[YOUR GOAL]
Once you find a line containing the word "Video" in the entries below, copy it.

[DATA FOR THIS EXERCISE]
□ □ □

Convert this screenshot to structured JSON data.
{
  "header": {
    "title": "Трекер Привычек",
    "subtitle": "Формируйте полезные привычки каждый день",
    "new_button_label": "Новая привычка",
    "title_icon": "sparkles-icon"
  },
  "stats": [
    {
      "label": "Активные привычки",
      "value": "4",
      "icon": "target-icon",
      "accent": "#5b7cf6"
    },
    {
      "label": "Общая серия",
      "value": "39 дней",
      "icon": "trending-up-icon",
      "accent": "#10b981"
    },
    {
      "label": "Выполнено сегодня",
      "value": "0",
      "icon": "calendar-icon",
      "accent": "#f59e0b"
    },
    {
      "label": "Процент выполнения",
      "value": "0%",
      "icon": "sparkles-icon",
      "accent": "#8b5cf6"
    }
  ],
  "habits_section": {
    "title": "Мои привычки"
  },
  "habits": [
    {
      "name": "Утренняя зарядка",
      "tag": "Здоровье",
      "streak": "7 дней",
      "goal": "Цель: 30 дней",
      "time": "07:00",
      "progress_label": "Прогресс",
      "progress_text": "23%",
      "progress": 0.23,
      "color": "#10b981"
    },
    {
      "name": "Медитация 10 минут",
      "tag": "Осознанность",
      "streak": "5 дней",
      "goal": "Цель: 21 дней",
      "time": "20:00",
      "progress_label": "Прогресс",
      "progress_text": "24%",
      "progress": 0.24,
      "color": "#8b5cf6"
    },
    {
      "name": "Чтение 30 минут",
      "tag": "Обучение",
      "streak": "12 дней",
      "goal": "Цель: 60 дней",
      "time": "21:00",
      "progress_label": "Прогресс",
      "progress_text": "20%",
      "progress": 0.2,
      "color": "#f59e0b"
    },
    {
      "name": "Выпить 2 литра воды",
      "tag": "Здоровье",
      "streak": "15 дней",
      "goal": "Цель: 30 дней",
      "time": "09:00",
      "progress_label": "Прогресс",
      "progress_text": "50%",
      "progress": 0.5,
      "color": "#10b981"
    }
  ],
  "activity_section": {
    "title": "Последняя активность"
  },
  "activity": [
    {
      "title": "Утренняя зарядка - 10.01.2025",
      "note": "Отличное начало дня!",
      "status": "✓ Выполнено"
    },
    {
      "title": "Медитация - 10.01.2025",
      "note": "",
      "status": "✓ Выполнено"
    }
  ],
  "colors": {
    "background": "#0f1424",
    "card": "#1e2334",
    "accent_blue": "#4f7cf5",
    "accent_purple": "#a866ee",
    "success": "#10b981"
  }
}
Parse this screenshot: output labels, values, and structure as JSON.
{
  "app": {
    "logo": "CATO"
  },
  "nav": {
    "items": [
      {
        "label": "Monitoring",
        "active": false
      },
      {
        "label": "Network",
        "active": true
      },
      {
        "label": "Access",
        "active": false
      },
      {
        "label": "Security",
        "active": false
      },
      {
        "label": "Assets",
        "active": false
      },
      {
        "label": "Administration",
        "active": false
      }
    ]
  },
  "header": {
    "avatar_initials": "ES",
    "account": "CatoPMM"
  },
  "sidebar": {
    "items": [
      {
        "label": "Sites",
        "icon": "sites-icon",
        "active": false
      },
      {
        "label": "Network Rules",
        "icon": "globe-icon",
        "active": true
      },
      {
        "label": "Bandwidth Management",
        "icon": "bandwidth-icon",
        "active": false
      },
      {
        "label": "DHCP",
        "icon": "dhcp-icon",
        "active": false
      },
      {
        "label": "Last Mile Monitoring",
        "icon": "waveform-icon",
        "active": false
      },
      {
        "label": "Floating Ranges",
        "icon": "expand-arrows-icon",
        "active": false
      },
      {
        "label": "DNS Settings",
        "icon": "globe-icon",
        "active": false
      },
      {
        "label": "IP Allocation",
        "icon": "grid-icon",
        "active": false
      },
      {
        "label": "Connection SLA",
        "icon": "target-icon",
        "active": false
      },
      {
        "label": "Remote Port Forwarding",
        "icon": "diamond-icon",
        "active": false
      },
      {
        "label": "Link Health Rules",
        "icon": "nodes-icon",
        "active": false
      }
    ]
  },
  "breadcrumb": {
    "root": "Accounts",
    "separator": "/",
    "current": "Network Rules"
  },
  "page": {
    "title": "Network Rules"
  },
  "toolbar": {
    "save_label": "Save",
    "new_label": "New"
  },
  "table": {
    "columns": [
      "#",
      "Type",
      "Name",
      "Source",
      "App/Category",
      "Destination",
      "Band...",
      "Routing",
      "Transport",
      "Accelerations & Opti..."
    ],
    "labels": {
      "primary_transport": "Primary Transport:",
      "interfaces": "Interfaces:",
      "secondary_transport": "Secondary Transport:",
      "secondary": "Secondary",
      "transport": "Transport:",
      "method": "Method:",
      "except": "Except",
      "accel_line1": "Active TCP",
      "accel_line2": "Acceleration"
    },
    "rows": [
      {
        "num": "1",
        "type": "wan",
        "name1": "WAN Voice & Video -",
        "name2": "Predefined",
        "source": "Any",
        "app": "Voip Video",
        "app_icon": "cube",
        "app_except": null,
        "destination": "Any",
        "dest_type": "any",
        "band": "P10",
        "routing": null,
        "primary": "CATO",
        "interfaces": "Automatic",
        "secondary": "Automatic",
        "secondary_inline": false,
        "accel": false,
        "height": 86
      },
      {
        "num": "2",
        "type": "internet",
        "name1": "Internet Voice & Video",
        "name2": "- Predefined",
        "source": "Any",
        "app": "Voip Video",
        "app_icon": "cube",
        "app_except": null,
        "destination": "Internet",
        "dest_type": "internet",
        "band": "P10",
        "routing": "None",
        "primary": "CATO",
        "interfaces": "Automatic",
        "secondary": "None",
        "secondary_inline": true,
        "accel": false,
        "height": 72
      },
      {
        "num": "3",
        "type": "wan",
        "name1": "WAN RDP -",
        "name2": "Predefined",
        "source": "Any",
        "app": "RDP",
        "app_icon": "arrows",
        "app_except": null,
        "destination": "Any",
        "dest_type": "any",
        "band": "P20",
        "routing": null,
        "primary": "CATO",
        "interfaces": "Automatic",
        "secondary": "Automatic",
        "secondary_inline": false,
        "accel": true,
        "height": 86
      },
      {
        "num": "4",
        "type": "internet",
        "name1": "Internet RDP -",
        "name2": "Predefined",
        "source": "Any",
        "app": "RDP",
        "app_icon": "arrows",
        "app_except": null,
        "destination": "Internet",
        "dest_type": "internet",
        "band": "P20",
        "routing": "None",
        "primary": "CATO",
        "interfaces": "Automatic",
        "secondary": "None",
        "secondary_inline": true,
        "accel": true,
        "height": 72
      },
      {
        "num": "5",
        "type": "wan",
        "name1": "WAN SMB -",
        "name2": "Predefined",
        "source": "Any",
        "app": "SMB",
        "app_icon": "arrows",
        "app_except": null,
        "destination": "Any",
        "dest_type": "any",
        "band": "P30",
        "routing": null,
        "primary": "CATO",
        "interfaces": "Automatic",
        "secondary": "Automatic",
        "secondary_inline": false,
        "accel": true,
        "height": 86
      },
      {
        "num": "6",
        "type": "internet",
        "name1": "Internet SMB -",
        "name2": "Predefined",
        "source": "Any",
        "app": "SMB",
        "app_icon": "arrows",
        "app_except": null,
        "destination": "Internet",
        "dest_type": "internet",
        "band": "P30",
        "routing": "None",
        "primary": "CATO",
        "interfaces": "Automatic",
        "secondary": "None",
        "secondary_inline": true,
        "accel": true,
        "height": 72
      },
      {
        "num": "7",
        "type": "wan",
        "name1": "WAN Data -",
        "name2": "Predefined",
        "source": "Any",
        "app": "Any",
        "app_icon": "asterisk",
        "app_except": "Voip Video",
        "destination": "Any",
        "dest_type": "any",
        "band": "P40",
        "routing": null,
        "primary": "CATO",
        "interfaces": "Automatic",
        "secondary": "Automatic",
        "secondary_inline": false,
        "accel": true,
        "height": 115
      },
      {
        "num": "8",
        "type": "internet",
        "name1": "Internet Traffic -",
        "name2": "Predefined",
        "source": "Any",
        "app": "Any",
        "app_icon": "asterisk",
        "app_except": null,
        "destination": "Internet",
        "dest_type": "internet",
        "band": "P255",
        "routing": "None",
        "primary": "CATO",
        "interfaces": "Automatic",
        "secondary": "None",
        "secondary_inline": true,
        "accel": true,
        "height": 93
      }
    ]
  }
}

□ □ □

[ANSWER TO THIS EXERCISE]
        "name1": "WAN Voice & Video -",
        "app": "Voip Video",
        "name1": "Internet Voice & Video",
        "app": "Voip Video",
        "app_except": "Voip Video",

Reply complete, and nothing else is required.